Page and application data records
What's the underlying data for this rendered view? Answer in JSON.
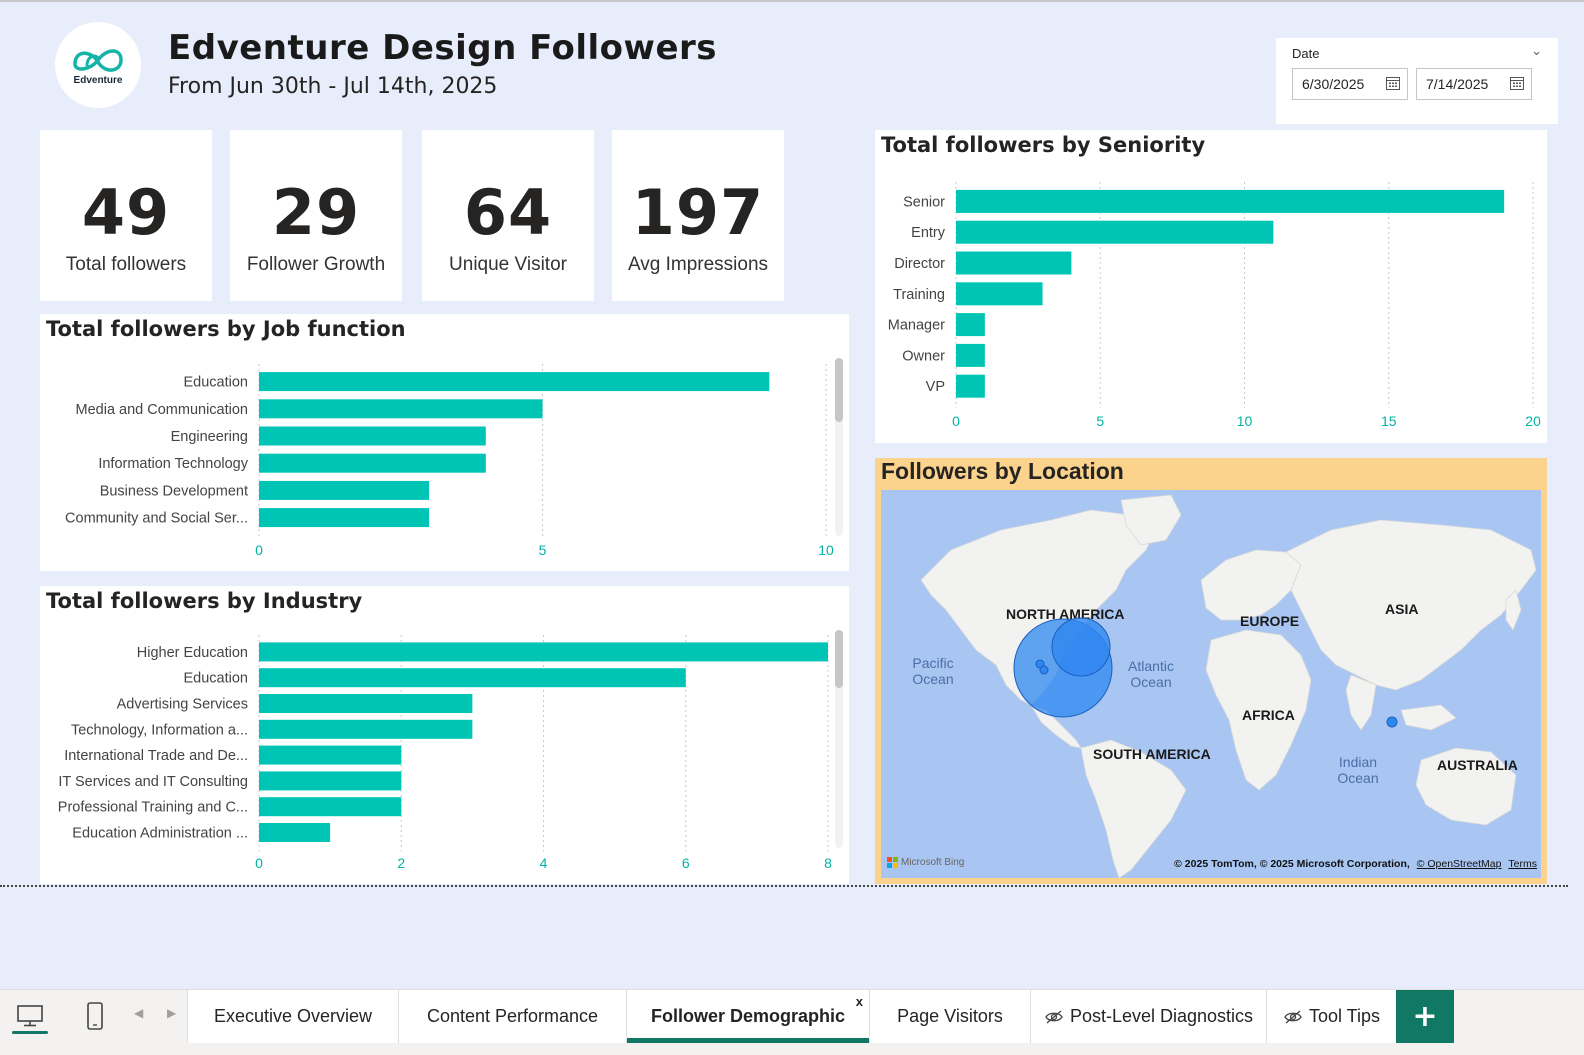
{
  "header": {
    "logo_text": "Edventure",
    "title": "Edventure Design Followers",
    "subtitle": "From Jun 30th - Jul 14th, 2025"
  },
  "slicer": {
    "label": "Date",
    "from": "6/30/2025",
    "to": "7/14/2025"
  },
  "kpis": [
    {
      "value": "49",
      "label": "Total followers"
    },
    {
      "value": "29",
      "label": "Follower Growth"
    },
    {
      "value": "64",
      "label": "Unique Visitor"
    },
    {
      "value": "197",
      "label": "Avg Impressions"
    }
  ],
  "colors": {
    "bar": "#00c5b5",
    "accent": "#117865",
    "background": "#e8edfb",
    "map_frame": "#fbd38d",
    "bubble": "#2e87f0"
  },
  "chart_data": [
    {
      "id": "job",
      "type": "bar",
      "orientation": "horizontal",
      "title": "Total followers by Job function",
      "categories": [
        "Education",
        "Media and Communication",
        "Engineering",
        "Information Technology",
        "Business Development",
        "Community and Social Ser..."
      ],
      "values": [
        9,
        5,
        4,
        4,
        3,
        3
      ],
      "xlim": [
        0,
        10
      ],
      "xticks": [
        0,
        5,
        10
      ],
      "grid": true
    },
    {
      "id": "industry",
      "type": "bar",
      "orientation": "horizontal",
      "title": "Total followers by Industry",
      "categories": [
        "Higher Education",
        "Education",
        "Advertising Services",
        "Technology, Information a...",
        "International Trade and De...",
        "IT Services and IT Consulting",
        "Professional Training and C...",
        "Education Administration ..."
      ],
      "values": [
        8,
        6,
        3,
        3,
        2,
        2,
        2,
        1
      ],
      "xlim": [
        0,
        8
      ],
      "xticks": [
        0,
        2,
        4,
        6,
        8
      ],
      "grid": true
    },
    {
      "id": "seniority",
      "type": "bar",
      "orientation": "horizontal",
      "title": "Total followers by Seniority",
      "categories": [
        "Senior",
        "Entry",
        "Director",
        "Training",
        "Manager",
        "Owner",
        "VP"
      ],
      "values": [
        19,
        11,
        4,
        3,
        1,
        1,
        1
      ],
      "xlim": [
        0,
        20
      ],
      "xticks": [
        0,
        5,
        10,
        15,
        20
      ],
      "grid": true
    }
  ],
  "map": {
    "title": "Followers by Location",
    "continents": [
      "NORTH AMERICA",
      "EUROPE",
      "ASIA",
      "AFRICA",
      "SOUTH AMERICA",
      "AUSTRALIA"
    ],
    "oceans": [
      "Pacific Ocean",
      "Atlantic Ocean",
      "Indian Ocean"
    ],
    "brand": "Microsoft Bing",
    "attribution": "© 2025 TomTom, © 2025 Microsoft Corporation,",
    "osm": "© OpenStreetMap",
    "terms": "Terms"
  },
  "tabs": [
    {
      "label": "Executive Overview",
      "hidden": false
    },
    {
      "label": "Content Performance",
      "hidden": false
    },
    {
      "label": "Follower Demographic",
      "hidden": false,
      "active": true
    },
    {
      "label": "Page Visitors",
      "hidden": false
    },
    {
      "label": "Post-Level Diagnostics",
      "hidden": true
    },
    {
      "label": "Tool Tips",
      "hidden": true
    }
  ],
  "tab_close": "x",
  "add_tab": "+"
}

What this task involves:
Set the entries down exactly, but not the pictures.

Written answer:
What's the underlying data for this rendered view? Answer in JSON.
{
  "header": {
    "logo_text": "Edventure",
    "title": "Edventure Design Followers",
    "subtitle": "From Jun 30th - Jul 14th, 2025"
  },
  "slicer": {
    "label": "Date",
    "from": "6/30/2025",
    "to": "7/14/2025"
  },
  "kpis": [
    {
      "value": "49",
      "label": "Total followers"
    },
    {
      "value": "29",
      "label": "Follower Growth"
    },
    {
      "value": "64",
      "label": "Unique Visitor"
    },
    {
      "value": "197",
      "label": "Avg Impressions"
    }
  ],
  "colors": {
    "bar": "#00c5b5",
    "accent": "#117865",
    "background": "#e8edfb",
    "map_frame": "#fbd38d",
    "bubble": "#2e87f0"
  },
  "chart_data": [
    {
      "id": "job",
      "type": "bar",
      "orientation": "horizontal",
      "title": "Total followers by Job function",
      "categories": [
        "Education",
        "Media and Communication",
        "Engineering",
        "Information Technology",
        "Business Development",
        "Community and Social Ser..."
      ],
      "values": [
        9,
        5,
        4,
        4,
        3,
        3
      ],
      "xlim": [
        0,
        10
      ],
      "xticks": [
        0,
        5,
        10
      ],
      "grid": true
    },
    {
      "id": "industry",
      "type": "bar",
      "orientation": "horizontal",
      "title": "Total followers by Industry",
      "categories": [
        "Higher Education",
        "Education",
        "Advertising Services",
        "Technology, Information a...",
        "International Trade and De...",
        "IT Services and IT Consulting",
        "Professional Training and C...",
        "Education Administration ..."
      ],
      "values": [
        8,
        6,
        3,
        3,
        2,
        2,
        2,
        1
      ],
      "xlim": [
        0,
        8
      ],
      "xticks": [
        0,
        2,
        4,
        6,
        8
      ],
      "grid": true
    },
    {
      "id": "seniority",
      "type": "bar",
      "orientation": "horizontal",
      "title": "Total followers by Seniority",
      "categories": [
        "Senior",
        "Entry",
        "Director",
        "Training",
        "Manager",
        "Owner",
        "VP"
      ],
      "values": [
        19,
        11,
        4,
        3,
        1,
        1,
        1
      ],
      "xlim": [
        0,
        20
      ],
      "xticks": [
        0,
        5,
        10,
        15,
        20
      ],
      "grid": true
    }
  ],
  "map": {
    "title": "Followers by Location",
    "continents": [
      "NORTH AMERICA",
      "EUROPE",
      "ASIA",
      "AFRICA",
      "SOUTH AMERICA",
      "AUSTRALIA"
    ],
    "oceans": [
      "Pacific Ocean",
      "Atlantic Ocean",
      "Indian Ocean"
    ],
    "brand": "Microsoft Bing",
    "attribution": "© 2025 TomTom, © 2025 Microsoft Corporation,",
    "osm": "© OpenStreetMap",
    "terms": "Terms"
  },
  "tabs": [
    {
      "label": "Executive Overview",
      "hidden": false
    },
    {
      "label": "Content Performance",
      "hidden": false
    },
    {
      "label": "Follower Demographic",
      "hidden": false,
      "active": true
    },
    {
      "label": "Page Visitors",
      "hidden": false
    },
    {
      "label": "Post-Level Diagnostics",
      "hidden": true
    },
    {
      "label": "Tool Tips",
      "hidden": true
    }
  ],
  "tab_close": "x",
  "add_tab": "+"
}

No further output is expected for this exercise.